WHAT YOU WILL DO: What is the number of lines in the entries that contain "TRAVEL"? Reply with that number only.

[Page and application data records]
BEGIN

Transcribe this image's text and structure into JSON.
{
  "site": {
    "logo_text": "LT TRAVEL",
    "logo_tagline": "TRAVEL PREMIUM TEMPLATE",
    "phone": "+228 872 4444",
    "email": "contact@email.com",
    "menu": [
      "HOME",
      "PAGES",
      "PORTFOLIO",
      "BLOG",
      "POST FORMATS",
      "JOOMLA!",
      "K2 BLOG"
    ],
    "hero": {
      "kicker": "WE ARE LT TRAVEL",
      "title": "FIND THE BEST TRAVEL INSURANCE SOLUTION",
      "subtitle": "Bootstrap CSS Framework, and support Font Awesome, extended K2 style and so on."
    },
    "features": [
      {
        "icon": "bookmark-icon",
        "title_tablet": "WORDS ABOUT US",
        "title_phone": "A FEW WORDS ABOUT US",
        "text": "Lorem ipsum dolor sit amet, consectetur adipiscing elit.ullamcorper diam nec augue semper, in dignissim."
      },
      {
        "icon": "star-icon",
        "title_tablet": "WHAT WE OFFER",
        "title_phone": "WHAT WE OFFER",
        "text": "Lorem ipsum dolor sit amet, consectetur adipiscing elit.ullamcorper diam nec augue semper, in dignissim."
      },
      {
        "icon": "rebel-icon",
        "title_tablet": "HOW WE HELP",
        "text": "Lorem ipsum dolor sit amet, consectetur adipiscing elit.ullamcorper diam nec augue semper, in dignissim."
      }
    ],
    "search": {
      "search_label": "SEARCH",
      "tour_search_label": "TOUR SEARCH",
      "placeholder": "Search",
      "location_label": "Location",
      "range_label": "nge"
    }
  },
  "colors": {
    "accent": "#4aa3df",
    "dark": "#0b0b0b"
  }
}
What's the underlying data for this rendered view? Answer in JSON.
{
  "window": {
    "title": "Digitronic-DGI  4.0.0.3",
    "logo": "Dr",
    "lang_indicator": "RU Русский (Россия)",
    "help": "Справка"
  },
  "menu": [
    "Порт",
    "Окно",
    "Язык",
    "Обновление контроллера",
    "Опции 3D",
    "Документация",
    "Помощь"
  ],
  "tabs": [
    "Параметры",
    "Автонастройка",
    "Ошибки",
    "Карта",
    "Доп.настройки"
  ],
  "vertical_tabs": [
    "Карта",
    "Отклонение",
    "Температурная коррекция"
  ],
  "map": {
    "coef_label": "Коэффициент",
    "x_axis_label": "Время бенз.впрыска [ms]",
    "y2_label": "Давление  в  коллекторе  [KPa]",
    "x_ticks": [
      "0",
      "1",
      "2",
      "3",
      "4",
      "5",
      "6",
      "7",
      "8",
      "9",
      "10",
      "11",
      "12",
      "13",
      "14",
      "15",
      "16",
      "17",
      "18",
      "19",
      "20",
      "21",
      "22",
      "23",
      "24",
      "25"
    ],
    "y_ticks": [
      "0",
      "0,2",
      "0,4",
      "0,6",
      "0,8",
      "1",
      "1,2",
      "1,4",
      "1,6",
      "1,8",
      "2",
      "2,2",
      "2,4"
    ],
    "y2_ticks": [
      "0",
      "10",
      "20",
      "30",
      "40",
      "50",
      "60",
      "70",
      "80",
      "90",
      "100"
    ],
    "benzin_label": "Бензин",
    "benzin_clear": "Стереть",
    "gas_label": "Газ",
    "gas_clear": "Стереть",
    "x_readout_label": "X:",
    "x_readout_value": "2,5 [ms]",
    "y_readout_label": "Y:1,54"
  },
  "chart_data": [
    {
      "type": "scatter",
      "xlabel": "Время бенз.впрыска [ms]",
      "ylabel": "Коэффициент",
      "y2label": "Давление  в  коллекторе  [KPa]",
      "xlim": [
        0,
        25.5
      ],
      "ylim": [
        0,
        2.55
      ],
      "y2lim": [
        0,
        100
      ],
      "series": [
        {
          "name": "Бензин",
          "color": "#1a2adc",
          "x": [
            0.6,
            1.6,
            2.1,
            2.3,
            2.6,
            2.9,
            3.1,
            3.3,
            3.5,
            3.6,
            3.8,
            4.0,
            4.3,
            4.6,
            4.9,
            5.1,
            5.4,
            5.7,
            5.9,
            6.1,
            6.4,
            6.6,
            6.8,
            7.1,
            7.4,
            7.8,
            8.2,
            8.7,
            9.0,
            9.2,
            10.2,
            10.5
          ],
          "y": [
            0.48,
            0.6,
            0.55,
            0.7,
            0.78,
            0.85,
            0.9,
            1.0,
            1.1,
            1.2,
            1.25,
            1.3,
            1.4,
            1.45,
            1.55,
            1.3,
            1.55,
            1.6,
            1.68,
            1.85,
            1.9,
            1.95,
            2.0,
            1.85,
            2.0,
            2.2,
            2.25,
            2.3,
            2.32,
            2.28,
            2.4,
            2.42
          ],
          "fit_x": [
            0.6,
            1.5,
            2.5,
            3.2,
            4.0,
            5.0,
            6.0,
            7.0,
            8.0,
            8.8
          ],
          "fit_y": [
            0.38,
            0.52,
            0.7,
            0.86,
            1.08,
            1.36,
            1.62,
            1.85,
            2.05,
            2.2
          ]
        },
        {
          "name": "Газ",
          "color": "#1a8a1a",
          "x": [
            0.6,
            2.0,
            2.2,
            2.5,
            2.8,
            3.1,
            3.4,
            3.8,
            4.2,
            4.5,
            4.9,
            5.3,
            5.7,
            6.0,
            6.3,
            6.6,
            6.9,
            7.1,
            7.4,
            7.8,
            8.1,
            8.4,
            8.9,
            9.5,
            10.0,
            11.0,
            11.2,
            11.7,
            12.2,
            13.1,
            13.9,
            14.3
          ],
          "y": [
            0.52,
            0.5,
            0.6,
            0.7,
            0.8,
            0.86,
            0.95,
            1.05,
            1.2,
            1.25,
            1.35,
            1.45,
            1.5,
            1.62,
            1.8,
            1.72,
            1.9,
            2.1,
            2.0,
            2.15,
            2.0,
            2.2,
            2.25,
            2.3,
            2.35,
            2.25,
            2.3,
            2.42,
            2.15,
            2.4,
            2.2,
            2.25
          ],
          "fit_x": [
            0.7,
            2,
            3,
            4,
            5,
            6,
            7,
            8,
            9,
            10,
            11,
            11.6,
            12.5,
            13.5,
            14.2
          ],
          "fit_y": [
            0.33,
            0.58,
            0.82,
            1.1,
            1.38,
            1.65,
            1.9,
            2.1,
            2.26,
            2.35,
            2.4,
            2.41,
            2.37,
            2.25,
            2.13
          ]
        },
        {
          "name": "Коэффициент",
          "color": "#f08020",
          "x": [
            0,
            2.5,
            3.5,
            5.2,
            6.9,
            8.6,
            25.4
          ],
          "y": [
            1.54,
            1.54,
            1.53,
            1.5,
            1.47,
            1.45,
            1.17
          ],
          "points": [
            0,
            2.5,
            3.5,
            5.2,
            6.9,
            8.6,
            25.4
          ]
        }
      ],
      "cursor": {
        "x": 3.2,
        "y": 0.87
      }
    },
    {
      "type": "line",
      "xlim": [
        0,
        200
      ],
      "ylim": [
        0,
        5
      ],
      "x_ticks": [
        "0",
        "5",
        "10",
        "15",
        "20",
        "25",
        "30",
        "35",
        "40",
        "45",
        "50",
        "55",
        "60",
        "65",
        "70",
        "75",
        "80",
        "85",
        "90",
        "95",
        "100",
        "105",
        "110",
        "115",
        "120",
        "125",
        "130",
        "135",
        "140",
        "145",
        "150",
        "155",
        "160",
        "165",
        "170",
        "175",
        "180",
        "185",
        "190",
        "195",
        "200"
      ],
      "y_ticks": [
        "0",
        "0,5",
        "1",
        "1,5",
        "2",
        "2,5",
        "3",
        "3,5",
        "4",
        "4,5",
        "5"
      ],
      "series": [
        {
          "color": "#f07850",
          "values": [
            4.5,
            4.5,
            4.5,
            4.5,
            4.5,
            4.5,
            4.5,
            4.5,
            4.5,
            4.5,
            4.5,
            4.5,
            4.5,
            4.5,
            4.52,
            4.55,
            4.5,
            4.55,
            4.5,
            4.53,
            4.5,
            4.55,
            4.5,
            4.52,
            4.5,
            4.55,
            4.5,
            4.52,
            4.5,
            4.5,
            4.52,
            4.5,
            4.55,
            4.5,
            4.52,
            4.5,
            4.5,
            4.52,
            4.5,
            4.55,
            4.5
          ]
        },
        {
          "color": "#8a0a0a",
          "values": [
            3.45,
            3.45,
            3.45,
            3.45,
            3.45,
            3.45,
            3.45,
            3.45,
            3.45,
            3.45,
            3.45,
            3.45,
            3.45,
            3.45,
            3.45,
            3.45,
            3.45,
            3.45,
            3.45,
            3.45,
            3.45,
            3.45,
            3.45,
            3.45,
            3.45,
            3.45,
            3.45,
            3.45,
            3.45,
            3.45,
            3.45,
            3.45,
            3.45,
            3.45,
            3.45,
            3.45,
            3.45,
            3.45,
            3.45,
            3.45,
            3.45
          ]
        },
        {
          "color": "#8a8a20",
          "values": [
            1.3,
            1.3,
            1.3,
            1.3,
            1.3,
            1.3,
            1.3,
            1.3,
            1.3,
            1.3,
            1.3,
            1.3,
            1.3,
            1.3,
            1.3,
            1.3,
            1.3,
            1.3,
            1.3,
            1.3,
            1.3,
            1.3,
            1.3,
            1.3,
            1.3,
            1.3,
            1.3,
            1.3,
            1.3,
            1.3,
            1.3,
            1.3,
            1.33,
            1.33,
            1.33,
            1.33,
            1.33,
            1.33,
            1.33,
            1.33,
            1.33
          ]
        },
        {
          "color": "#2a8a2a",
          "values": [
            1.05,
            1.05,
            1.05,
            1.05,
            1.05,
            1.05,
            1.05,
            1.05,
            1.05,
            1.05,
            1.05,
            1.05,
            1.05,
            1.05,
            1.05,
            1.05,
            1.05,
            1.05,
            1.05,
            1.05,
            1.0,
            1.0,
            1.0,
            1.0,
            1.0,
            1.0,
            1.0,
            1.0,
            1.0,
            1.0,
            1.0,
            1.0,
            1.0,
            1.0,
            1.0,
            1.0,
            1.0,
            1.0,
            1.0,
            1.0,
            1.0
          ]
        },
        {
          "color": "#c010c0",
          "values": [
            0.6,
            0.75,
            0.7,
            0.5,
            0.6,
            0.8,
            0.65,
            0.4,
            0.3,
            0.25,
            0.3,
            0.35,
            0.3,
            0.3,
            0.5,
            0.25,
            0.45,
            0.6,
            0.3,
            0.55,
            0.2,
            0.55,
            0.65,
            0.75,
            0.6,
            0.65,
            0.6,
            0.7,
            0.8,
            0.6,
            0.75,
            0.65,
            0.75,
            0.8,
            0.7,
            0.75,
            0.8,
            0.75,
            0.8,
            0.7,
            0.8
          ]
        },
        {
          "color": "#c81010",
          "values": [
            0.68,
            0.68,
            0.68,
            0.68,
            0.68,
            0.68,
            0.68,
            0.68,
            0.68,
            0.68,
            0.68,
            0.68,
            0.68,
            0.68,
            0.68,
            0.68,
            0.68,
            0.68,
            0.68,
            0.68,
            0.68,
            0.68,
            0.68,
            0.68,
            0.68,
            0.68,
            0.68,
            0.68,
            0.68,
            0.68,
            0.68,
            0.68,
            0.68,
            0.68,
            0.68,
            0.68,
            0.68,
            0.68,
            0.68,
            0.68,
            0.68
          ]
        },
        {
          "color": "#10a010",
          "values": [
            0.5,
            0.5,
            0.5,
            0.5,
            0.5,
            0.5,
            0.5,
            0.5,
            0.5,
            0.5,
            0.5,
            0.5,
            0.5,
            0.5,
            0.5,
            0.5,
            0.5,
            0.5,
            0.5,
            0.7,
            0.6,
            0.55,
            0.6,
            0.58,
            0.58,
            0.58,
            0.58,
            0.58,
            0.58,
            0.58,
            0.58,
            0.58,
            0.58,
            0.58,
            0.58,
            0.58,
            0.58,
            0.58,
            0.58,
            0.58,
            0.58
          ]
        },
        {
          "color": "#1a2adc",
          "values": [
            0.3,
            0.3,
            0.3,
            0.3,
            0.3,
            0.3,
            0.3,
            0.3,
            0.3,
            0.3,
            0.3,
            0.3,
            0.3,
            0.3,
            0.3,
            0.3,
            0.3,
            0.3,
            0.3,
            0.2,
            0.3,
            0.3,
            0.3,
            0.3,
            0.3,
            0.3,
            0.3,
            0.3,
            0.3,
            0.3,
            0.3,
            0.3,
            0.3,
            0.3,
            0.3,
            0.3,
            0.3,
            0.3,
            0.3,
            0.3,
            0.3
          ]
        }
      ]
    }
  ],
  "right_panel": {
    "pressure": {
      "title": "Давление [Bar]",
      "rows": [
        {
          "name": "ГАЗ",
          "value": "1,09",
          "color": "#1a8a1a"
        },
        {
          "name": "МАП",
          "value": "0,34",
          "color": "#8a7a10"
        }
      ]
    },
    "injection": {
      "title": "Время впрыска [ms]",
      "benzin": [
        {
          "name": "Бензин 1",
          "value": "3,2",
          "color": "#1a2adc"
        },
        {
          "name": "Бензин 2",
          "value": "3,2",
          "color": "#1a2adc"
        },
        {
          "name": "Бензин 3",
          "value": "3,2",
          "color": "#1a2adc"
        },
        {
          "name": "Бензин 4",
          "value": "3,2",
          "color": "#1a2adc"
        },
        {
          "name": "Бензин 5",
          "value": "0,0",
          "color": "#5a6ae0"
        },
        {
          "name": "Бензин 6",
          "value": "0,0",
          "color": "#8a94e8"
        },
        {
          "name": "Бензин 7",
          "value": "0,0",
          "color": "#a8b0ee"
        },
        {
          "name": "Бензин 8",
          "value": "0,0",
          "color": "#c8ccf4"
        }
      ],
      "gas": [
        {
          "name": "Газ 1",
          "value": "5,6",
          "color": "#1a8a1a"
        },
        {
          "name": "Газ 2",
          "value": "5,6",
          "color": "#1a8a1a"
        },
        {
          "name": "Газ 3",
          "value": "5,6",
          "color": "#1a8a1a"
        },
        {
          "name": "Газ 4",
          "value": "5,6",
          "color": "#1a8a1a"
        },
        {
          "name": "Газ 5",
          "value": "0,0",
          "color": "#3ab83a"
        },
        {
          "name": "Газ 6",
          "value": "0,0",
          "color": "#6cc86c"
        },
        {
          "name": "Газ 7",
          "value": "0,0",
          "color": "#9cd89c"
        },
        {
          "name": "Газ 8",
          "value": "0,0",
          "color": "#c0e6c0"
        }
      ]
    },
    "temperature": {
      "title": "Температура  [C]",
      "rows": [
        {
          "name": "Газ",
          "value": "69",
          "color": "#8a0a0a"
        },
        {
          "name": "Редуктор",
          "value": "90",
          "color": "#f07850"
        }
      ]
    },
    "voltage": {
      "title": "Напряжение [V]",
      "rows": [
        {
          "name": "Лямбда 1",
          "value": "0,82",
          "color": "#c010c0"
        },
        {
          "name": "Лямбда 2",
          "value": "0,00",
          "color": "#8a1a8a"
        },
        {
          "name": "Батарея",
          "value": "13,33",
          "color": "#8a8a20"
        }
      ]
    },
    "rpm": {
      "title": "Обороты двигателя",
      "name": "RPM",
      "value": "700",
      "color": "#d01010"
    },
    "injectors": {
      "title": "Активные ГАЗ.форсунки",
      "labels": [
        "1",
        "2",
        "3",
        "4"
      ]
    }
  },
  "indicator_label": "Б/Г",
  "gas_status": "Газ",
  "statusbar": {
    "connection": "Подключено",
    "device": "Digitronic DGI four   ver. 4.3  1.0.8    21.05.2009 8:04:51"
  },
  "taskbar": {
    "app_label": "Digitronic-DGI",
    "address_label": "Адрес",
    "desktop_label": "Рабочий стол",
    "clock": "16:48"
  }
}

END

FINISHED EXERCISE: 4